Flexible PCBs are incredibly flexible, which becomes easy to bend around corners and provide three-axis connections. As a result, they reduce assembly time and eliminate the need for multiple line items on your bill of materials. Further, flexible PCBs are more versatile than ever before. This versatility allows you to create a more flexible device and avoid multiple component failures. And they’re a great option for many different kinds of electronic products.
Applications of Bendable PCB
Unlike the traditional PCB, it is possible to design a bendable PCB with a thin and flexible base material. The base material and its adhesive determine the thickness of the flex circuit. The base material is usually a plastic or paper. However, a polyimide film with a higher heat resistance and bending strength is an alternative. The stiffener, usually a steel sheet, acts as a support structure.

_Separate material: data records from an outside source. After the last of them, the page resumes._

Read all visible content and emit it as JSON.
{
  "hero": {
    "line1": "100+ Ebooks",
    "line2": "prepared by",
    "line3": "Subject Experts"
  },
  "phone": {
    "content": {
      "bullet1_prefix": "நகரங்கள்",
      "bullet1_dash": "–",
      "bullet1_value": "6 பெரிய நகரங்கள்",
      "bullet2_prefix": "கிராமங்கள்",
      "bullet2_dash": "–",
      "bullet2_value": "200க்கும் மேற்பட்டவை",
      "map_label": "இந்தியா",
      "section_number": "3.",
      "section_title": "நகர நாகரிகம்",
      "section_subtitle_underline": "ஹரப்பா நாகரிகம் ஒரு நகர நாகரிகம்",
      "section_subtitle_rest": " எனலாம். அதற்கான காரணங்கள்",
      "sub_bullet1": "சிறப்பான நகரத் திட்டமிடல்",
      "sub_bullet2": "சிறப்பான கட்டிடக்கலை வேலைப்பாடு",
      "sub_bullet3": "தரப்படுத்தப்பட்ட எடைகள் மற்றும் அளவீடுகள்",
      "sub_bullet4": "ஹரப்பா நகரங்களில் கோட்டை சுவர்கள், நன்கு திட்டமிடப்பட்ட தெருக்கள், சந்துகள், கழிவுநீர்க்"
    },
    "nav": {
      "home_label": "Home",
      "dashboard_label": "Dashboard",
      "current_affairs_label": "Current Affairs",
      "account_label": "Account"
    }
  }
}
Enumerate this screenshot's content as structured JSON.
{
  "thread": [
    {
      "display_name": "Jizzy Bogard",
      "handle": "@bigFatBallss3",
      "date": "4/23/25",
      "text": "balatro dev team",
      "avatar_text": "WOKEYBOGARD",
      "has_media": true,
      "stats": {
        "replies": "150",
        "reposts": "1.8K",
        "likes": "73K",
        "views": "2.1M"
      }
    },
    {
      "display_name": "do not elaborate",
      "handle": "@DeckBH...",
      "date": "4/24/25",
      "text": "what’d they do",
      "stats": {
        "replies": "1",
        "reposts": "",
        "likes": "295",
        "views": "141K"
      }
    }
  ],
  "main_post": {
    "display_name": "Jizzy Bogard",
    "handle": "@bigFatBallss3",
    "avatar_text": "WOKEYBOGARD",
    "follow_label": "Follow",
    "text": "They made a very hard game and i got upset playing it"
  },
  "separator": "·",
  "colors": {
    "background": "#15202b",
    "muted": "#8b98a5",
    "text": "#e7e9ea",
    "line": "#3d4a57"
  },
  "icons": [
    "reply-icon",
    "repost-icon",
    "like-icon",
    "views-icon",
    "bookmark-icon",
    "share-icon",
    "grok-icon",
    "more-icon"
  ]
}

A flexible PCB’s core is made of a PI substrate, which can be transparent, yellow, or black. The flex circuit layers consist of etched copper foils you can often roll to increase ductility and repeatable bending ability. The copper layers are insulated by PI layers, equivalent to the solder mask on the normal PCB. A rolled copper foil will allow a higher line width than a bare copper PCB, increasing the board’s flexibility.
Another advantage of bendable PCBs is their ability to reduce the size and cost of the product. Unlike rigid PCBs, flexible PCBs are typically 10 percent less than a traditional FR-4 PCB. In addition to a lower cost, we can assemble bendable PCBs in less space than their rigid counterparts and have a much higher reliability rating. The flex PCB material also has an excellent bend resistance and is common in flexible electronics.
You will find flex PCBs in mobile devices. For example, some smartphones have flexible screens that can roll or bend. In addition, these devices are often water-resistant, making it necessary for a flexible PCB to function well. Flexible PCBs are also essential for medical and pharmaceutical applications, where the board must survive extreme conditions inside the human body. It makes them ideal for devices like pacemakers, insulin pumps, and medical devices.
Why not use bendable PCB all the time?
A flex circuit board is versatile in that you can bend at various angles. Because it’s able to bend, it makes it easier to install and remove. But if you’re concerned about its bendability, you should know a few things before you make a purchase.
Unlike traditional circuit boards, flexible printed circuit boards are resistant to extreme temperatures. Temperatures can range from 200 to 400 degrees Celsius, making them an ideal choice for high-temperature, high-density applications. They’re also resistant to radiation, UV exposure, and chemical reactions. As a result, it makes them an ideal choice for various industries, including oil and gas, automotive, and aerospace.